Finally, Jurassic Park Mayhem Pinball feels like a table that’s here to throw everything else dinosaur related your way. And it initially works well, from the opening skill shot where you’re trying to hit a Stegosaurus’ tail, to the fitting environment of Isla Nublar. Even though we’ve visited Isla Nublar in all three tables, it’s in this one and the Jurassic Park Table that it appears with more vibrancy. But don’t spend too long admiring the greenery, as workers are trapped and need help to evacuate this hostile place.
Honestly though, until I had thoroughly gone through the Table Guide I didn’t know what was going on in terms of how to rescue them, how to switch between the areas where they are or what the meter near my main flippers was for. It shouldn’t be confusing to know the main goal and how to achieve it on any table. Fortunately, I forgot all about the workers in distress as I became distracted by the smashing of windows using the whip of a Stegosaurus’ tail – a tail which features prominently in a possible battle with the resident T-Rex. The Triceratops also gets a run out in one of those mini playfields under the surface, so there’s plenty of dinosaur action.
Given the awkward angle of various lanes and targets, as well as the tightness of the upper playfield, the chance of losing the ball is much higher as it flies back down rapidly from a failed shot off one of the three flippers. You’ll do well to keep the ball in play for longer than a minute.
Early impressions of the Jurassic World Pinball Pack for Pinball FX3 are very much hit and miss. Even though most are a hit, there are certain aspects which aren’t initially convincing. The more you play each table though, the more you experience the epic dinosaur clashes, the nostalgic moments being recreated and the little nuances dotted around the tables. I am thoroughly enjoying the film based tables, and after overcoming my distaste for all things grey, the Jurassic World table is brilliant in capturing those movie moments. Jurassic Park Pinball Mayhem is the weakest of the bunch though, in terms of accessibility and the table layout, and holds the pack back from greatness.

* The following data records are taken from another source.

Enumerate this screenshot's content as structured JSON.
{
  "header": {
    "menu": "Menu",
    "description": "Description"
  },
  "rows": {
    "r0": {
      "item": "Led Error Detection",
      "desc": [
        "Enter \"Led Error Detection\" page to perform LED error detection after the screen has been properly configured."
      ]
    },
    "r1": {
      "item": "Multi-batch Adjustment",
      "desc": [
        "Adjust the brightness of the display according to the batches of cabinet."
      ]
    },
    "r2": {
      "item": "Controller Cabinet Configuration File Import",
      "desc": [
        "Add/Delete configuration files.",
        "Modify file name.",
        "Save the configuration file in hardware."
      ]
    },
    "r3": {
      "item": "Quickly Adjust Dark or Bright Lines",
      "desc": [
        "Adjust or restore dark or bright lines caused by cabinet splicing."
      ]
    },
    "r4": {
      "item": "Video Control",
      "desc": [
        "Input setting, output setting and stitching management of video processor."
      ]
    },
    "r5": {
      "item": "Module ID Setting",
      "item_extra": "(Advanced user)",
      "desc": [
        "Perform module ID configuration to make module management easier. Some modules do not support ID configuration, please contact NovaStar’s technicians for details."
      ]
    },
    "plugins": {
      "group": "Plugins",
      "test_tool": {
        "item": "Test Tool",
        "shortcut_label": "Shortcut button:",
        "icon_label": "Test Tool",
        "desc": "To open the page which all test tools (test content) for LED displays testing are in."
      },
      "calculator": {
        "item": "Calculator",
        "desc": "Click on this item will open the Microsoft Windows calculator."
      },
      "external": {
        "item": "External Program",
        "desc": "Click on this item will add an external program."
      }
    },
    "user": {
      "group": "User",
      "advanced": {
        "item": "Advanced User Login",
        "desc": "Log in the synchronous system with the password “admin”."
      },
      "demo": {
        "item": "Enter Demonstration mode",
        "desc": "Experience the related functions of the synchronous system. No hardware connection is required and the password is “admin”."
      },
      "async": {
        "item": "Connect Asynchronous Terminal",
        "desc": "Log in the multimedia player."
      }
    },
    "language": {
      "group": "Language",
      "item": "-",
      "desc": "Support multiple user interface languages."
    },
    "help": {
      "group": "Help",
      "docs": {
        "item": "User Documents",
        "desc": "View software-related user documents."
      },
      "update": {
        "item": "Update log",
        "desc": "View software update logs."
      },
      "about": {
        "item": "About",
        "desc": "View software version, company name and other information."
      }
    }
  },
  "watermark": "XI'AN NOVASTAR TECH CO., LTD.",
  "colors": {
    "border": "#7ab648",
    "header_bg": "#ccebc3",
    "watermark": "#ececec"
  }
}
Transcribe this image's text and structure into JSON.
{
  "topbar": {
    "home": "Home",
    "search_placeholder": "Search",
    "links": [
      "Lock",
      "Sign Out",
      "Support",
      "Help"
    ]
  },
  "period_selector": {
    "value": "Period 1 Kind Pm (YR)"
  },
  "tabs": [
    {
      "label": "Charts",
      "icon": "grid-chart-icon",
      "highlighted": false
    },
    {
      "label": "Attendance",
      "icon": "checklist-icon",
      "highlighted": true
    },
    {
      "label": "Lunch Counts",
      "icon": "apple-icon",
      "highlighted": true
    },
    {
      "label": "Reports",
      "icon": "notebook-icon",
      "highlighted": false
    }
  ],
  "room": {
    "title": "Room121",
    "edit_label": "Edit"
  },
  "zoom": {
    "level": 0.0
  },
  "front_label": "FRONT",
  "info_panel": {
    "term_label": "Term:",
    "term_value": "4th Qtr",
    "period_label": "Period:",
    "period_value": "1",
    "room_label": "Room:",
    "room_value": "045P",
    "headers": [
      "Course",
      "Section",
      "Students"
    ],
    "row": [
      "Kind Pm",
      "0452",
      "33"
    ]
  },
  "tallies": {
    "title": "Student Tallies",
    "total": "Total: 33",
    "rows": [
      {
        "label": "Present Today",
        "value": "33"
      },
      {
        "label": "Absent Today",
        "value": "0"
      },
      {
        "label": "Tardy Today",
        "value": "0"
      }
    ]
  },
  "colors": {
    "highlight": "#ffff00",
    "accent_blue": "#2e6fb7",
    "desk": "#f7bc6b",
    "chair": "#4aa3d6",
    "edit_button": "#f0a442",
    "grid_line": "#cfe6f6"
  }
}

Needless to say, if you love Jurassic Park and/or dinosaurs, it’s a no-brainer. And for anyone else, you could certainly do worse than give it a go, after all, the quality of the pinball is rarely in doubt where Zen Studios are concerned.